But what’s classic and comforting in this deeply rooted community may not be commonly found elsewhere—revealing at once the restaurant’s commitment to authenticity and unique appeal for diners.
Take, for instance, the signature appetizer of Chicken 65, made with cayenne pepper, ginger, and white vinegar. The Madras favorite is named for the year it was born—proving a long legacy that’s little-known outside Indian circles stateside. Still, this fiery dish has quite the following, with its bright heat and rounded tang. Similarly, there’s the Goan-derived shrimp balchao, which insiders and natives will recognize as the famous regional dish of lightly pickled prawns, tossed in a sweet-and-sour vinaigrette spiked with cumin and chili. If you haven’t tried it yet, now’s the time. Prefer something more familiar? Kebabs—made of minced or cubed lamb—get marinated in masala before a dive into the tandoor oven, a classic if there even was one.
Curries are presented in gilded kadahis, or small Indian woks, as a nod to the cuisine’s traditional—and long abandoned—roots, here preserved and brought back into vogue. Be it chicken or Goan-inspired sea bass curry, each bears complex layers of flavor worthy of their fanciful serveware.

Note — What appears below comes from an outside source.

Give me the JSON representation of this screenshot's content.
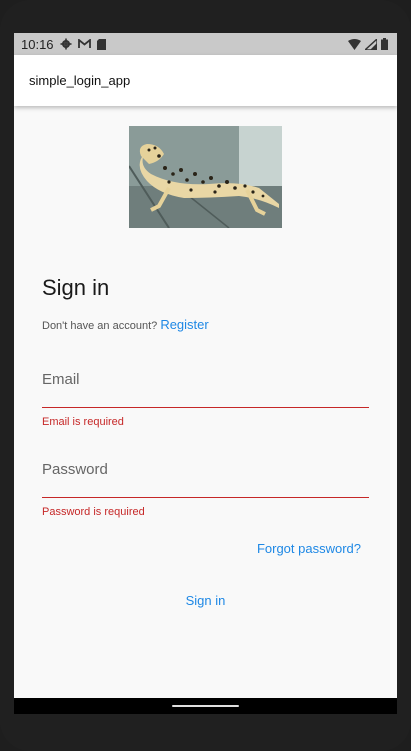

A gorgeous display of whole fish may catch your eye at the next table. If it does, ask for the restaurant’s signature Tandoori Pomfret, a silvery specimen that swims exclusively in the Indian subcontinent and gets roasted here to tender perfection. Next to perhaps the Goat Rogan Josh, a signature dish from Kashmir in a spice imbued sauce of cardamom, aniseed, and paprika; it’s one of Rajvilaas’ most popular items.
Vegan and vegetarian options abound—and all are hearty enough to please the pickiest carnivores. Mulligatawny soup delivers an earthy warmth, with lentils and turmeric laced throughout. And even if the name is unfamiliar, Lahsooni Gobni, crispy cauliflower with a garlicky tomato sauce, feels comforting at its core. So too is the Aloo tikka with Chole, a dish of sliced potatoes coated in silky mint and tamarind sauce.
No matter what you order, orders of Peshawari Naan and Kulcha—a traditional flatbread stuffed with your choice of onions, potato, or paneer—are essential for sopping up the sauces. To wash it all down, there’s mango lassi, of course, but curious palates may lean towards the Neer Moore instead—this unusual, savory drink may be an acquired taste for some, but the blend of Indian spices, curry leaf, and buttermilk proves addictive for many. (Want a glass of Reisling to tame the heat? The restaurant is BYOB, and a liquor store is conveniently located across the street.)
During the day, the kitchen exercises its creativity, with a typical 10-12 course lunch buffet that plays up the best ingredients of the season. Priced aggressively at $9.95 on weekdays, it’s a surefire way to taste the range of the talented kitchen staff without putting a dent in the wallet.
Rajvilaas Fine Indian Cuisine is located at 1357 Stelton Road in Piscataway, NJ, minutes from the Edison NJ Transit train station, www.rajvilaas.com, 732-985-2414, and is open Tues – Thurs, 11:30am-3pm for lunch and 5:30-10:30pm for dinner, and Fri – Sun, 11:30am-3:15pm for lunch and 5:30-11pm for dinner. Find them on Facebook at Rajvilaas and look for their phone app, titled Rajvilaas Fine Indian Cuisine.